i've recently read Climate policy implications of nonlinear decline of Arctic land permafrost and other cryosphere elements


the study estimates the potential costs of permafrost carbon feedbacks (PCF) and surface albedo feedbacks (SAF) under different emissions scenarios, while also taking into account the nonlinear nature of these feedbacks.

conclusions are pretty straightforward, but i'm a bit confused by this figure:

enter image description here

what confuses me is this: "The nonlinear SAF is dominated by the decrease of its sea ice and land snow components (Fig. 2), resulting in less warming and negative GMST changes compared to the constant legacy SAF (Fig. 4b). The NDCs, NDCs Partial and BaU scenarios have the largest temperature increases and greatest decreases in land snow and sea ice SAF components, and thus show the greatest negative differences in GMST. The differences are the highest for BaU with nearly ice-free oceans and snow-free land even in winter after 2200. For the Zero Emissions, 1.5 °C, 2.0 °C and 2.5 °C scenarios, there are small increases in GMST for the entire time period due to the small peaks in the sea ice and land snow SAF components within this temperature range (Fig. 2). Overall, the constant legacy SAF appears reasonable for low emission scenarios, but overestimates GMST for high emission scenarios according to the current generation of climate models (CMIP5), with no apparent tipping points (Supplementary Fig. 4).

The nonlinear SAF can partially compensate for the PCF (Fig. 4c). For the high emission NDC, NDC Partial, and BaU scenarios, reduced warming due to the nonlinear response of the SAF partially cancels out warming due to the PCF. The effect is strongest for the BaU scenario, where the change in GMST from the legacy value switches sign from positive to negative. The SAF slightly amplifies the PCF for the low emission scenarios where the constant SAF forcing assumption remains valid (Zero Emissions, 1.5 °C, 2.0 °C and 2.5 °C). This means IAMs that do not include the PCF and assume a constant SAF will underestimate GMST by between 0.1 and 0.2 C for all but the highest emissions scenarios. These findings stemming from the nonlinearities both in the PCF and SAF have been overlooked in climate policy studies so far (Supplementary Note 5)41,42,43,44."

a lead author explains it more simply: "These two components are set to peak for global temperatures within the range covered by the Paris Agreement, but if the climate warms further, the summer and spring sea ice and land snow covers will retreat further north and the albedo feedback will actually weaken. [...] High emissions scenarios, such as the current business as usual trajectory (BaU) -- expected to lead to around 4°C of warming by 2100 and cause by far the highest impacts on ecosystems and societies -- are also included.

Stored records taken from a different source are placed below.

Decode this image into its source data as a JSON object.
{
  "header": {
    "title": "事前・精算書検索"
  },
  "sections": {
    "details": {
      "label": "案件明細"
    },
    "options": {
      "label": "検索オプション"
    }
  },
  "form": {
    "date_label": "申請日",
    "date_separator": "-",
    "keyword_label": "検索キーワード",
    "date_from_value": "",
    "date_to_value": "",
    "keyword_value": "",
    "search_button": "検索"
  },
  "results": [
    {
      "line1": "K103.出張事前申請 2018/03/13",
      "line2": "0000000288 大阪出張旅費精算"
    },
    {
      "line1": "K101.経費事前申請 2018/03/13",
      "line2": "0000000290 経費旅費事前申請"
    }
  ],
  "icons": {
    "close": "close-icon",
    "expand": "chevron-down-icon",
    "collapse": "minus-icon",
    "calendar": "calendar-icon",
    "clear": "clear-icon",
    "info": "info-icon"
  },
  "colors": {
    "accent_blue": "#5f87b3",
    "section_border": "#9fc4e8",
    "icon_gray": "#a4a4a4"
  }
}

Under these, the strength of the PCF reaches its peak and does not increase further, while the continued weakening of the SAF gradually cancels the warming effect of the PCF."


can someone explain the logic behind this - why does albedo feedback weaken under a high emissions scenario?

  • $\begingroup$ I need to read the paper in full to get the right context but my hypothesis would be that this is a confusion between the size of the effect and the size of the feedback. Once there's no more ice left to melt, adding more CO2 to the system doesn't lead to ice melting and albedo decreasing anymore. This particular feedback becomes smaller but the temperature is still getting higher. It's akin to the difference between first and second derivative: the second derivative is negative, the first derivative is decreasing, but the actual value is still going up. $\endgroup$ – Jareth Holt May 4 '19 at 15:04
  • $\begingroup$ thanks for the reply, jareth! yeah i emailed an author about it and that was basically his reply. it's not really 'cooling' so much as the previous models 'overestimated' the effect that higher temperatures would have on the surface albedo because previous models assumed the effect would be constant $\endgroup$ – j t May 5 '19 at 20:24

Your Answer

By clicking “Post Your Answer”, you agree to our terms of service, privacy policy and cookie policy

Browse other questions tagged or ask your own question.